Please Note: All visitors are most welcome to attend any of the services. However, distance and road closures generally make attendance at all the services listed extremely difficult if not impossible. However, visitors who wish to attend the International Services may disembark at the Kabatepe Museum where they will be able to catch shuttle buses that will ferry them down to the International Services and then back to the Museum at the conclusion of these services. Passengers who attend the International Service may miss the Lone Pine or Chunk Bair Services because of road closures and the need to walk uphill from the Museum to these two sites. The walk from the Museum to the Lone Pine site is approximately three kilometers while the distance to Chunk Bair is approximately six kilometers.
Passenger Set Down and Pick Up for the Lone Pine and Chunk Bair Services Passenger cars will not be permitted past the intersection of Pine Ridge and Brighton Beach Roads. The following information is provided for those visitors who wish to attend either the Lone Pine or Chunk Bair services on the 25 April 2002.
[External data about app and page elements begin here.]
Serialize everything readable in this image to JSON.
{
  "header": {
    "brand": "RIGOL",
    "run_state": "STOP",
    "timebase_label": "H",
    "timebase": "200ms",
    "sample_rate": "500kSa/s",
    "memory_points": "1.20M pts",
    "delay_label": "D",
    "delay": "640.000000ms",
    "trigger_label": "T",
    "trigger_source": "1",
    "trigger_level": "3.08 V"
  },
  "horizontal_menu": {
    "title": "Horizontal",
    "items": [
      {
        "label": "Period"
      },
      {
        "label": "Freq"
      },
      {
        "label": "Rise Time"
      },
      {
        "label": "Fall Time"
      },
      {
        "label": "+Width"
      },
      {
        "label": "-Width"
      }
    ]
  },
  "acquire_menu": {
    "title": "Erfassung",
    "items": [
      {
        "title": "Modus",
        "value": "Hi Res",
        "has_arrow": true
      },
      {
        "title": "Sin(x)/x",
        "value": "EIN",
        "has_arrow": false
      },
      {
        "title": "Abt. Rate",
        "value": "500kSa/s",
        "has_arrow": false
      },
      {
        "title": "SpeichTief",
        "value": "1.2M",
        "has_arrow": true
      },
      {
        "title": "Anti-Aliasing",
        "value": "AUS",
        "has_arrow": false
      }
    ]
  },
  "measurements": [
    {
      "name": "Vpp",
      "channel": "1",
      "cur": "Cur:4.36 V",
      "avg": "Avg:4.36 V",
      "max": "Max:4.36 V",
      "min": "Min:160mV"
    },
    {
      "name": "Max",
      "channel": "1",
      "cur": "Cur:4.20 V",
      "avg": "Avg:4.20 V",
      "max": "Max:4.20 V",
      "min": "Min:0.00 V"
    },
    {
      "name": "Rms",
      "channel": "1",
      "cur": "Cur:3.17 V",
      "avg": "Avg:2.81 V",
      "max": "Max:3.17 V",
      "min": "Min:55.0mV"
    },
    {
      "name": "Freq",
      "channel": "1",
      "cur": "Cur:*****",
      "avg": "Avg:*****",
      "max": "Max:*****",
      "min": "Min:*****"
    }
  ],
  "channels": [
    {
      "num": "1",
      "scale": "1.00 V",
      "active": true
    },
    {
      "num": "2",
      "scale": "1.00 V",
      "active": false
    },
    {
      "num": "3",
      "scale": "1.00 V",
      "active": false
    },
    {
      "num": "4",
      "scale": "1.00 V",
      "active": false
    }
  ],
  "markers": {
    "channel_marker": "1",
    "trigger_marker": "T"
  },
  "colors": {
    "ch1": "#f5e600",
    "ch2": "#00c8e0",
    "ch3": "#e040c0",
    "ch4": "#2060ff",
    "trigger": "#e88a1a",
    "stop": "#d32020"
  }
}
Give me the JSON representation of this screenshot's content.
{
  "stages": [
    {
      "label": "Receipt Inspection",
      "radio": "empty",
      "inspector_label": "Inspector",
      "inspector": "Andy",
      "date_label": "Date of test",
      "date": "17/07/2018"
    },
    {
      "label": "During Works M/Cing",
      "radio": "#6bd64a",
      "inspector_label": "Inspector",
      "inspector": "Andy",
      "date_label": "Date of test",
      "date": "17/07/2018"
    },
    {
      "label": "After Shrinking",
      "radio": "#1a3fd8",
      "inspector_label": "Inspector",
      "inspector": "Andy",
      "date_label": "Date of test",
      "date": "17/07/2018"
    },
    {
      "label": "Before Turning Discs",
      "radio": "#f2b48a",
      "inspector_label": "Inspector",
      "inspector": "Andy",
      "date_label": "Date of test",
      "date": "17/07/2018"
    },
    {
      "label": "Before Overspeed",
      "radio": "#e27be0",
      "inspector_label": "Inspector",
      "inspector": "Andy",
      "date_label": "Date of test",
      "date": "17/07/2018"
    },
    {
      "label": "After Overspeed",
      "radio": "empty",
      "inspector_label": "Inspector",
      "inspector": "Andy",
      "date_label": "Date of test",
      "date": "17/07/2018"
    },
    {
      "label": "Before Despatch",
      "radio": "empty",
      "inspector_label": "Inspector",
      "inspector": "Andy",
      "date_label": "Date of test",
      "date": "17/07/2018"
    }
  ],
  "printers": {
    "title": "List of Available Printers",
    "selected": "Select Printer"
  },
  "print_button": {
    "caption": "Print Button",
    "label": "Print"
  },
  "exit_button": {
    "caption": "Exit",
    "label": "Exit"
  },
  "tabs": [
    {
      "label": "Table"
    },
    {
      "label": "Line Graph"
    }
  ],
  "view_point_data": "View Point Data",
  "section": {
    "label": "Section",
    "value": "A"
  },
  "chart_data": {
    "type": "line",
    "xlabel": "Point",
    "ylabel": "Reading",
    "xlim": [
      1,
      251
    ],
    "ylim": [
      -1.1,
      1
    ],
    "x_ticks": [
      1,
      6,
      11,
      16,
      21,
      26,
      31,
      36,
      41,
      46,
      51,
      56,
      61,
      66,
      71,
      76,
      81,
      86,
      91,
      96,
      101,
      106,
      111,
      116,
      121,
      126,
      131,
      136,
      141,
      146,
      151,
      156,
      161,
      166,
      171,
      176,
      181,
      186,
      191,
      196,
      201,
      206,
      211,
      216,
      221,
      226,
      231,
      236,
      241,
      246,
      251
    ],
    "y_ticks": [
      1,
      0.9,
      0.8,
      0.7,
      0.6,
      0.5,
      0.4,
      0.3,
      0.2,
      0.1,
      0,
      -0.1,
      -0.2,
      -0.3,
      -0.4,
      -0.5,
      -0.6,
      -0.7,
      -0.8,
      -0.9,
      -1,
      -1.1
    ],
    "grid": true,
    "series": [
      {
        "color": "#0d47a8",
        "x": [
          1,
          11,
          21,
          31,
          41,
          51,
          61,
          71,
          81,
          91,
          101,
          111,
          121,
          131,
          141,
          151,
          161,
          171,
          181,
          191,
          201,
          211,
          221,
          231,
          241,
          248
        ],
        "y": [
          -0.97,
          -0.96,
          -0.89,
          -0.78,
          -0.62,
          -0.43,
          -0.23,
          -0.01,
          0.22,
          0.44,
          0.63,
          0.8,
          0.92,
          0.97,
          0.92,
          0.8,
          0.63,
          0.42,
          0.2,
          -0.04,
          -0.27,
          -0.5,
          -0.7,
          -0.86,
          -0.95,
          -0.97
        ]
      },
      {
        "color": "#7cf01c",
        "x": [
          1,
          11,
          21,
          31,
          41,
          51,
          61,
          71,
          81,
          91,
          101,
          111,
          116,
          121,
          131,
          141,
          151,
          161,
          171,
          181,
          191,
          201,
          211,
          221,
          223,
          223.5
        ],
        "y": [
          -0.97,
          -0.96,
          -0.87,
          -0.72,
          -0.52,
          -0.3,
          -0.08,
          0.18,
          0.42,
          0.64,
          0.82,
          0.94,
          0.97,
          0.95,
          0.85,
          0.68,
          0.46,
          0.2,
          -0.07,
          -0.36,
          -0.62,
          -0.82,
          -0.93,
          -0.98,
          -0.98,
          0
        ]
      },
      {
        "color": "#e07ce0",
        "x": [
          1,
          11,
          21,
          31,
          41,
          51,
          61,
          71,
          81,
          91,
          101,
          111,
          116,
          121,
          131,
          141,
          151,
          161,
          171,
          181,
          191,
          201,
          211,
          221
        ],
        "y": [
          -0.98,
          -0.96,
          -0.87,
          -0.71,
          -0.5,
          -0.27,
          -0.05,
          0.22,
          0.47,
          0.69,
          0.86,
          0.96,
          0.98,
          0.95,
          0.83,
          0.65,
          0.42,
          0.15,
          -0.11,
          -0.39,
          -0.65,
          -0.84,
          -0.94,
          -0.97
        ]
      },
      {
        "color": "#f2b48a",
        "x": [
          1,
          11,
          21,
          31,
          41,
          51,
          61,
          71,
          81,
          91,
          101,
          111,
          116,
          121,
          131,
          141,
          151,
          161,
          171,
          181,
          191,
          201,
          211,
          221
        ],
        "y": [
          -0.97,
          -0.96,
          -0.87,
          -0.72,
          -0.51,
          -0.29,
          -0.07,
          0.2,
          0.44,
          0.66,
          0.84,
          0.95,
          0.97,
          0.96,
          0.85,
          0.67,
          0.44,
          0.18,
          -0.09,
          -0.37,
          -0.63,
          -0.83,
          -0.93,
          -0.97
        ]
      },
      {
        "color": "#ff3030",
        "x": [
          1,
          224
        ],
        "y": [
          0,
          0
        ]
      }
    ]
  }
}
Set Down for Chunk Bair and Lone Pine Services. The loop road is shown on the attached map. Until 11:00, coaches are likely to be able to travel north on Gun Ridge Road, which is unsealed, past the Kemalyeri Memorial. Coaches will continue on to Chunk Bair where they will drop off those passengers who wish to attend this service. The coaches will then continue south along Pine Ridge Road past the 57th Regiment Memorial to Lone Pine where passengers may again disembark. This loop road will be closed from 11:00 to allow the official parties and private Turkish traffic access to the Lone Pine, 57th Regiment and Chunk Bair services. The road will not re-open until 14:30 when the last service has concluded.
Pick Up After the Lone Pine and Chunk Bair Service. Visitors will need to wait until 14:30 when the loop road will re-open to be picked up by their coaches. In this instance, waiting time for departure from the Gallipoli Peninsula Peace Park at the completion of the Lone Pine service is expected to be three to four hours. Waiting time for departure at the completion of the Chunk Bair service is expected to be one to two hours. Because of these delays, negotiations with Turkish authorities are in progress to improve services and facilities for the large crowds expected. Visitors will need to be ready to depart Chunk Bair at 14:30 and Lone Pine at 14:40. Passengers are asked to assemble in tour groups if possible and to embark quickly in order to minimize delays for other visitors
The ANZAC Landings at Gallipoli helped shape our nation and, even today, this site holds a special place in the minds of most Australians. We hope that this information will enable you to plan and make the most of your visit to this significant historical site. We trust that you will thoroughly enjoy the many wonderful aspects of the unique experience that is Anzac Day at Gallipoli.